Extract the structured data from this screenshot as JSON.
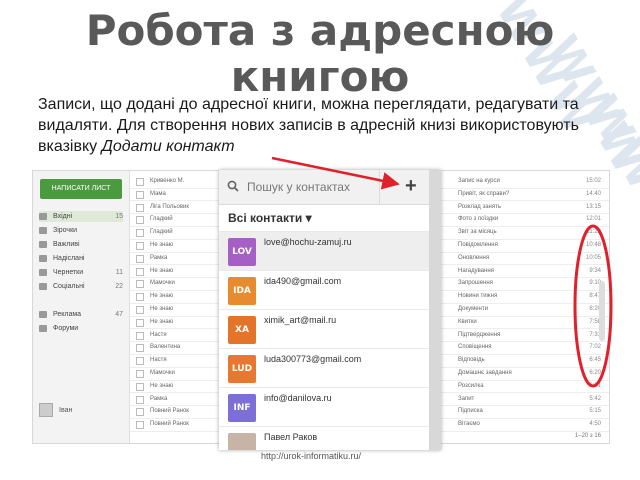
{
  "slide": {
    "title": "Робота з адресною книгою",
    "description_plain": "Записи, що додані до адресної книги, можна переглядати, редагувати та видаляти. Для створення нових записів в адресній книзі використовують вказівку ",
    "description_action": "Додати контакт",
    "footer_url": "http://urok-informatiku.ru/",
    "watermark_text": "WWW",
    "accent_colors": {
      "arrow": "#e0202a",
      "ellipse": "#e0202a",
      "compose": "#4c9a3f"
    }
  },
  "mail_sidebar": {
    "compose_label": "НАПИСАТИ ЛИСТ",
    "items": [
      {
        "label": "Вхідні",
        "count": "15",
        "icon": "inbox-icon"
      },
      {
        "label": "Зірочки",
        "count": "",
        "icon": "star-icon"
      },
      {
        "label": "Важливі",
        "count": "",
        "icon": "important-icon"
      },
      {
        "label": "Надіслані",
        "count": "",
        "icon": "sent-icon"
      },
      {
        "label": "Чернетки",
        "count": "11",
        "icon": "draft-icon"
      },
      {
        "label": "Соціальні",
        "count": "22",
        "icon": "social-icon"
      },
      {
        "label": "Реклама",
        "count": "47",
        "icon": "promo-icon"
      },
      {
        "label": "Форуми",
        "count": "",
        "icon": "forum-icon"
      }
    ],
    "account_label": "Іван"
  },
  "mail_rows": [
    {
      "sender": "Кривенко М.",
      "subject": "Запис на курси",
      "date": "15:02"
    },
    {
      "sender": "Мама",
      "subject": "Привіт, як справи?",
      "date": "14:40"
    },
    {
      "sender": "Ліга Польовик",
      "subject": "Розклад занять",
      "date": "13:15"
    },
    {
      "sender": "Гладкий",
      "subject": "Фото з поїздки",
      "date": "12:01"
    },
    {
      "sender": "Гладкий",
      "subject": "Звіт за місяць",
      "date": "11:22"
    },
    {
      "sender": "Не знаю",
      "subject": "Повідомлення",
      "date": "10:48"
    },
    {
      "sender": "Рамка",
      "subject": "Оновлення",
      "date": "10:05"
    },
    {
      "sender": "Не знаю",
      "subject": "Нагадування",
      "date": "9:34"
    },
    {
      "sender": "Мамочки",
      "subject": "Запрошення",
      "date": "9:10"
    },
    {
      "sender": "Не знаю",
      "subject": "Новини тижня",
      "date": "8:47"
    },
    {
      "sender": "Не знаю",
      "subject": "Документи",
      "date": "8:20"
    },
    {
      "sender": "Не знаю",
      "subject": "Квитки",
      "date": "7:58"
    },
    {
      "sender": "Настя",
      "subject": "Підтвердження",
      "date": "7:31"
    },
    {
      "sender": "Валентина",
      "subject": "Сповіщення",
      "date": "7:02"
    },
    {
      "sender": "Настя",
      "subject": "Відповідь",
      "date": "6:45"
    },
    {
      "sender": "Мамочки",
      "subject": "Домашнє завдання",
      "date": "6:20"
    },
    {
      "sender": "Не знаю",
      "subject": "Розсилка",
      "date": "6:01"
    },
    {
      "sender": "Рамка",
      "subject": "Запит",
      "date": "5:42"
    },
    {
      "sender": "Повний Ранок",
      "subject": "Підписка",
      "date": "5:15"
    },
    {
      "sender": "Повний Ранок",
      "subject": "Вітаємо",
      "date": "4:50"
    }
  ],
  "mail_pager": "1–20 з 16",
  "contacts_panel": {
    "search_placeholder": "Пошук у контактах",
    "add_label": "+",
    "all_contacts_label": "Всі контакти ▾",
    "contacts": [
      {
        "avatar": "LOV",
        "email": "love@hochu-zamuj.ru",
        "color": "#a65fc4"
      },
      {
        "avatar": "IDA",
        "email": "ida490@gmail.com",
        "color": "#e88a2e"
      },
      {
        "avatar": "XA",
        "email": "ximik_art@mail.ru",
        "color": "#e5742b"
      },
      {
        "avatar": "LUD",
        "email": "luda300773@gmail.com",
        "color": "#e8782f"
      },
      {
        "avatar": "INF",
        "email": "info@danilova.ru",
        "color": "#7c6fd8"
      },
      {
        "avatar": "",
        "email": "Павел Раков",
        "color": "#c7b4a6"
      }
    ]
  }
}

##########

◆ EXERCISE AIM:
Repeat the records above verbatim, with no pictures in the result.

◆ OUTPUT BELOW:
Extract the structured data from this screenshot as JSON.
{
  "slide": {
    "title": "Робота з адресною книгою",
    "description_plain": "Записи, що додані до адресної книги, можна переглядати, редагувати та видаляти. Для створення нових записів в адресній книзі використовують вказівку ",
    "description_action": "Додати контакт",
    "footer_url": "http://urok-informatiku.ru/",
    "watermark_text": "WWW",
    "accent_colors": {
      "arrow": "#e0202a",
      "ellipse": "#e0202a",
      "compose": "#4c9a3f"
    }
  },
  "mail_sidebar": {
    "compose_label": "НАПИСАТИ ЛИСТ",
    "items": [
      {
        "label": "Вхідні",
        "count": "15",
        "icon": "inbox-icon"
      },
      {
        "label": "Зірочки",
        "count": "",
        "icon": "star-icon"
      },
      {
        "label": "Важливі",
        "count": "",
        "icon": "important-icon"
      },
      {
        "label": "Надіслані",
        "count": "",
        "icon": "sent-icon"
      },
      {
        "label": "Чернетки",
        "count": "11",
        "icon": "draft-icon"
      },
      {
        "label": "Соціальні",
        "count": "22",
        "icon": "social-icon"
      },
      {
        "label": "Реклама",
        "count": "47",
        "icon": "promo-icon"
      },
      {
        "label": "Форуми",
        "count": "",
        "icon": "forum-icon"
      }
    ],
    "account_label": "Іван"
  },
  "mail_rows": [
    {
      "sender": "Кривенко М.",
      "subject": "Запис на курси",
      "date": "15:02"
    },
    {
      "sender": "Мама",
      "subject": "Привіт, як справи?",
      "date": "14:40"
    },
    {
      "sender": "Ліга Польовик",
      "subject": "Розклад занять",
      "date": "13:15"
    },
    {
      "sender": "Гладкий",
      "subject": "Фото з поїздки",
      "date": "12:01"
    },
    {
      "sender": "Гладкий",
      "subject": "Звіт за місяць",
      "date": "11:22"
    },
    {
      "sender": "Не знаю",
      "subject": "Повідомлення",
      "date": "10:48"
    },
    {
      "sender": "Рамка",
      "subject": "Оновлення",
      "date": "10:05"
    },
    {
      "sender": "Не знаю",
      "subject": "Нагадування",
      "date": "9:34"
    },
    {
      "sender": "Мамочки",
      "subject": "Запрошення",
      "date": "9:10"
    },
    {
      "sender": "Не знаю",
      "subject": "Новини тижня",
      "date": "8:47"
    },
    {
      "sender": "Не знаю",
      "subject": "Документи",
      "date": "8:20"
    },
    {
      "sender": "Не знаю",
      "subject": "Квитки",
      "date": "7:58"
    },
    {
      "sender": "Настя",
      "subject": "Підтвердження",
      "date": "7:31"
    },
    {
      "sender": "Валентина",
      "subject": "Сповіщення",
      "date": "7:02"
    },
    {
      "sender": "Настя",
      "subject": "Відповідь",
      "date": "6:45"
    },
    {
      "sender": "Мамочки",
      "subject": "Домашнє завдання",
      "date": "6:20"
    },
    {
      "sender": "Не знаю",
      "subject": "Розсилка",
      "date": "6:01"
    },
    {
      "sender": "Рамка",
      "subject": "Запит",
      "date": "5:42"
    },
    {
      "sender": "Повний Ранок",
      "subject": "Підписка",
      "date": "5:15"
    },
    {
      "sender": "Повний Ранок",
      "subject": "Вітаємо",
      "date": "4:50"
    }
  ],
  "mail_pager": "1–20 з 16",
  "contacts_panel": {
    "search_placeholder": "Пошук у контактах",
    "add_label": "+",
    "all_contacts_label": "Всі контакти ▾",
    "contacts": [
      {
        "avatar": "LOV",
        "email": "love@hochu-zamuj.ru",
        "color": "#a65fc4"
      },
      {
        "avatar": "IDA",
        "email": "ida490@gmail.com",
        "color": "#e88a2e"
      },
      {
        "avatar": "XA",
        "email": "ximik_art@mail.ru",
        "color": "#e5742b"
      },
      {
        "avatar": "LUD",
        "email": "luda300773@gmail.com",
        "color": "#e8782f"
      },
      {
        "avatar": "INF",
        "email": "info@danilova.ru",
        "color": "#7c6fd8"
      },
      {
        "avatar": "",
        "email": "Павел Раков",
        "color": "#c7b4a6"
      }
    ]
  }
}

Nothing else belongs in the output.